● **Your task**
State how many lines in the records hold the word "placeholder", giving the number and no other text.

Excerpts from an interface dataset
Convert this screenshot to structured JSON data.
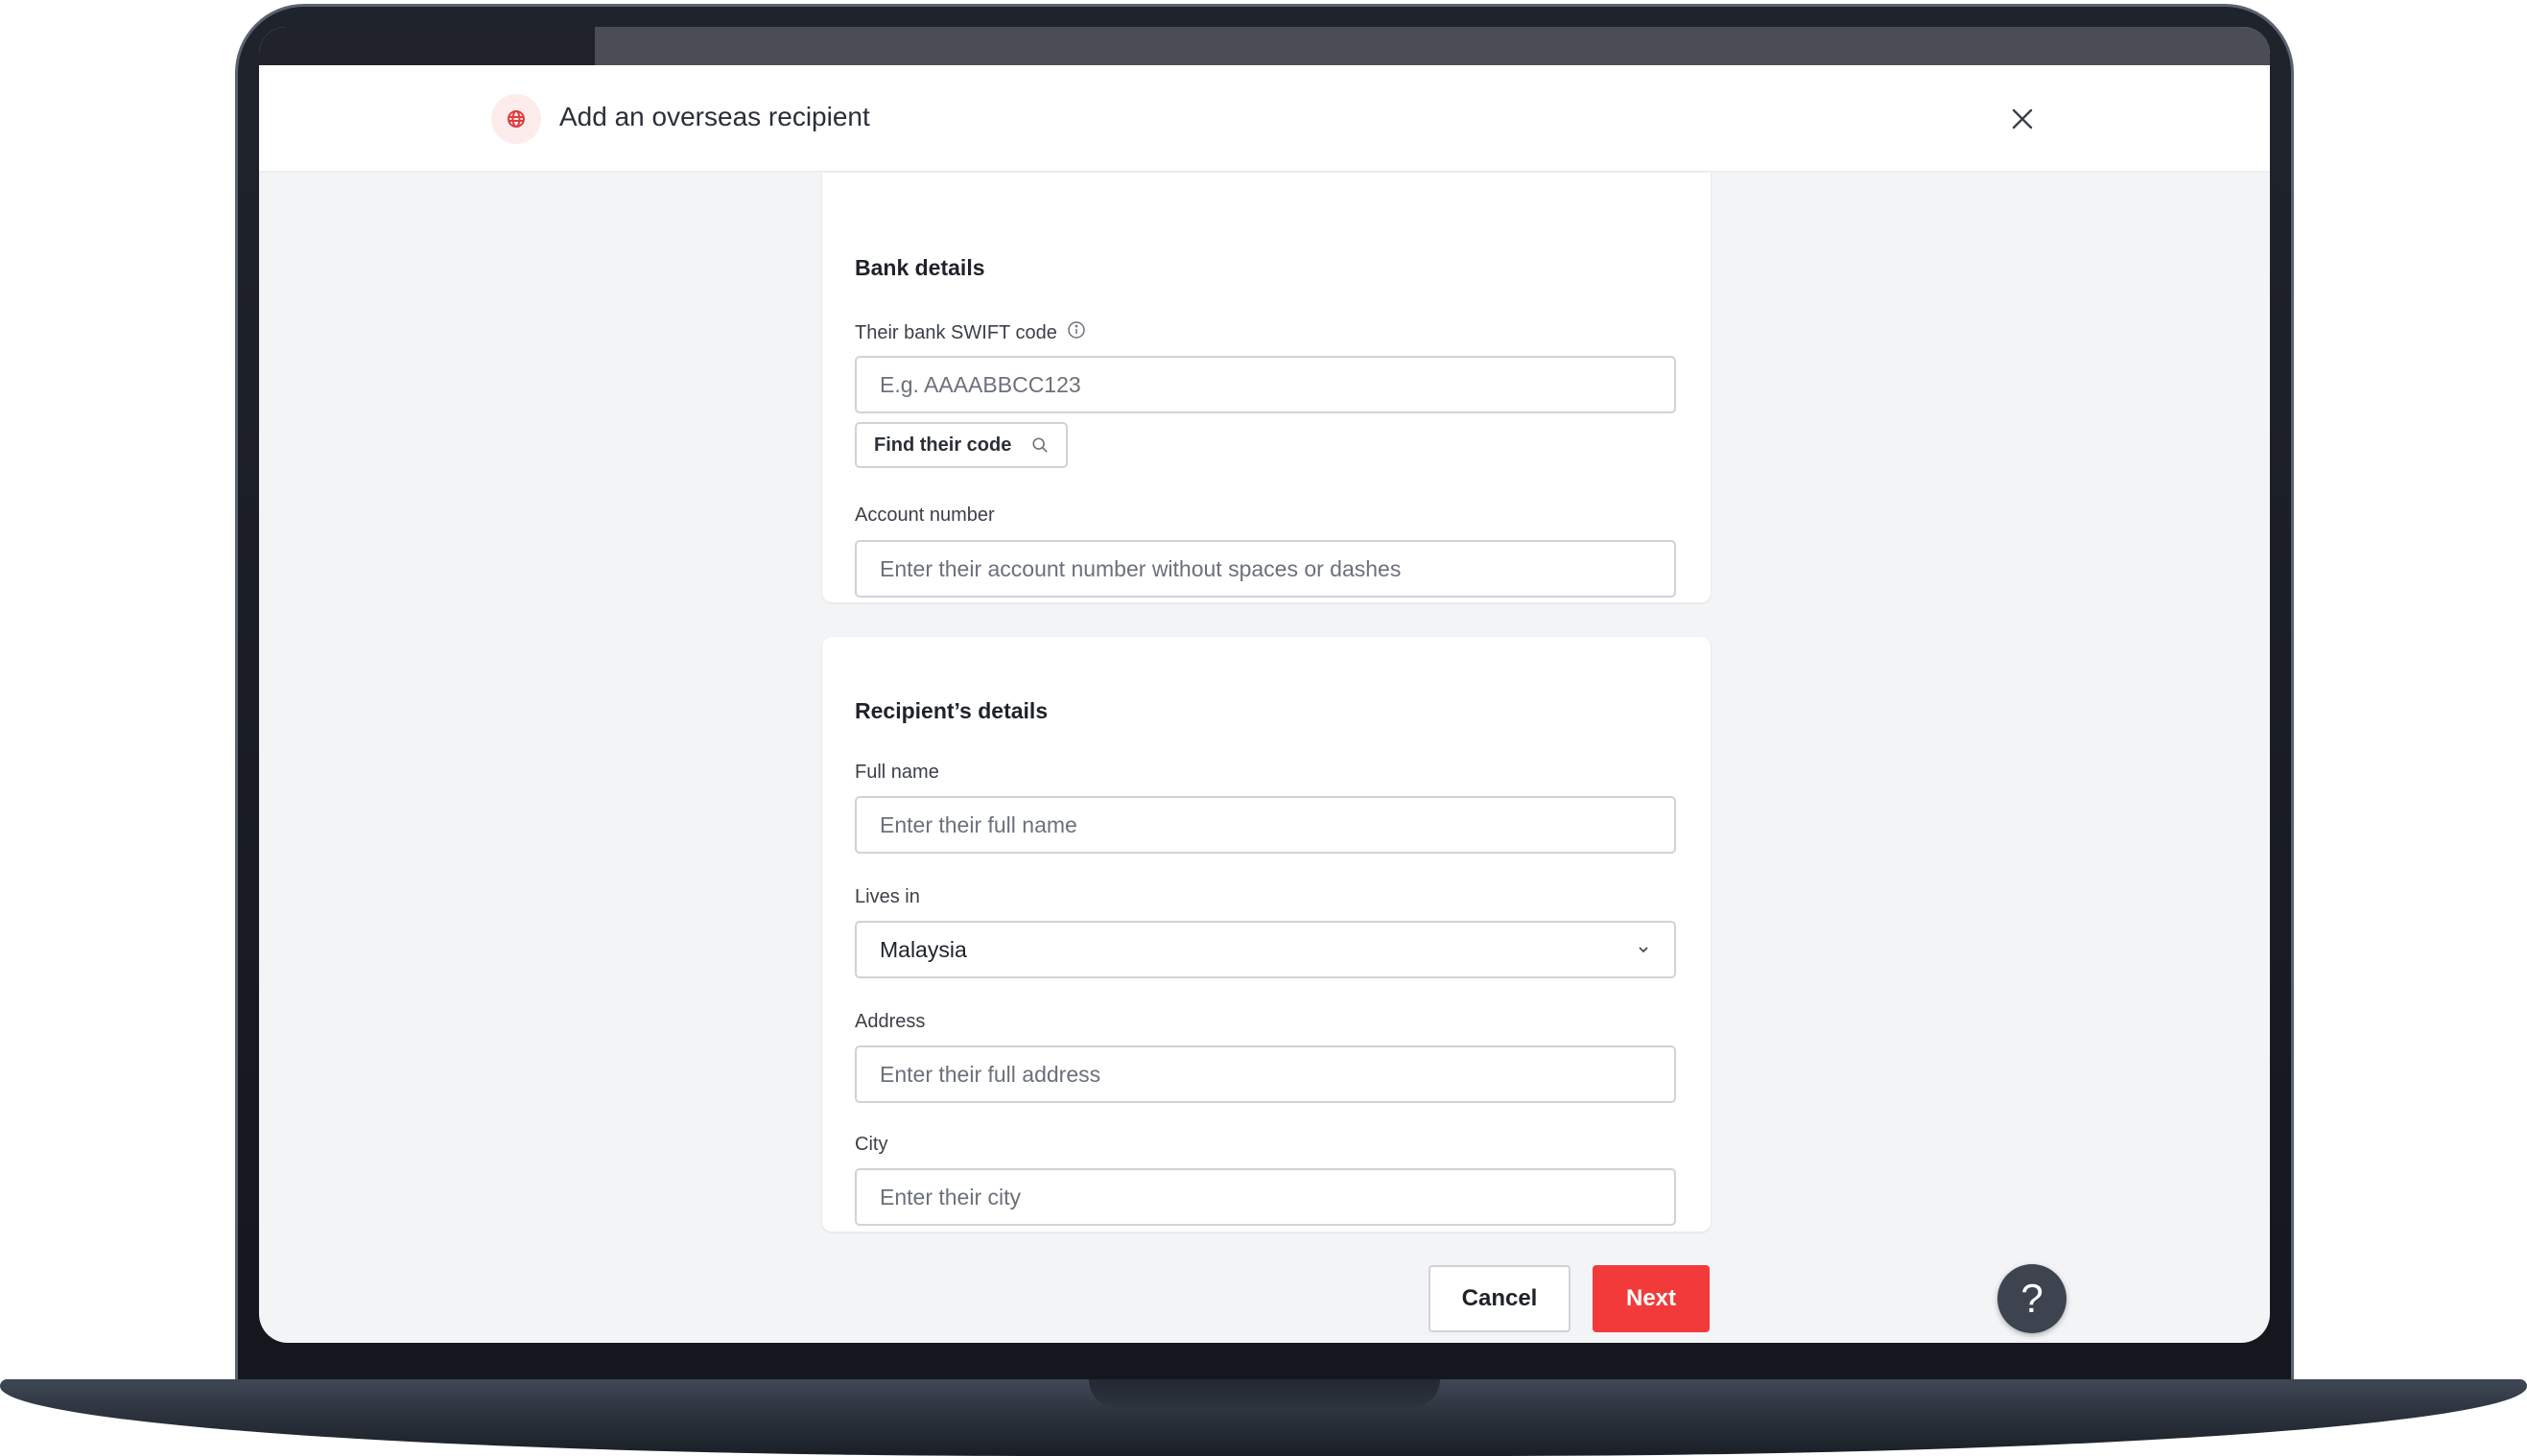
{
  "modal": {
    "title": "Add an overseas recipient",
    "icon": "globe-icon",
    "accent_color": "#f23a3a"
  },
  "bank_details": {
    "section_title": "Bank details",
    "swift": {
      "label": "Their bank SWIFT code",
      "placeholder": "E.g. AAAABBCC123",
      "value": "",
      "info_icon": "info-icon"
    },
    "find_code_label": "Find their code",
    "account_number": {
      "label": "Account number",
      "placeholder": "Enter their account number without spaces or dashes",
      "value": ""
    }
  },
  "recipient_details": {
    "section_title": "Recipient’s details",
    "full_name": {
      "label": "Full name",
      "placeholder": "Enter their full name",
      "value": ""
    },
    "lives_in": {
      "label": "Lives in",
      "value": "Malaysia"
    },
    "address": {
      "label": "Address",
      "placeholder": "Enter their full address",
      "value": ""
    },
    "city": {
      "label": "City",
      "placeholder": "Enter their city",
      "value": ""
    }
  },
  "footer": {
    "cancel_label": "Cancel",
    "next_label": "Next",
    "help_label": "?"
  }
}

● **Written response**
5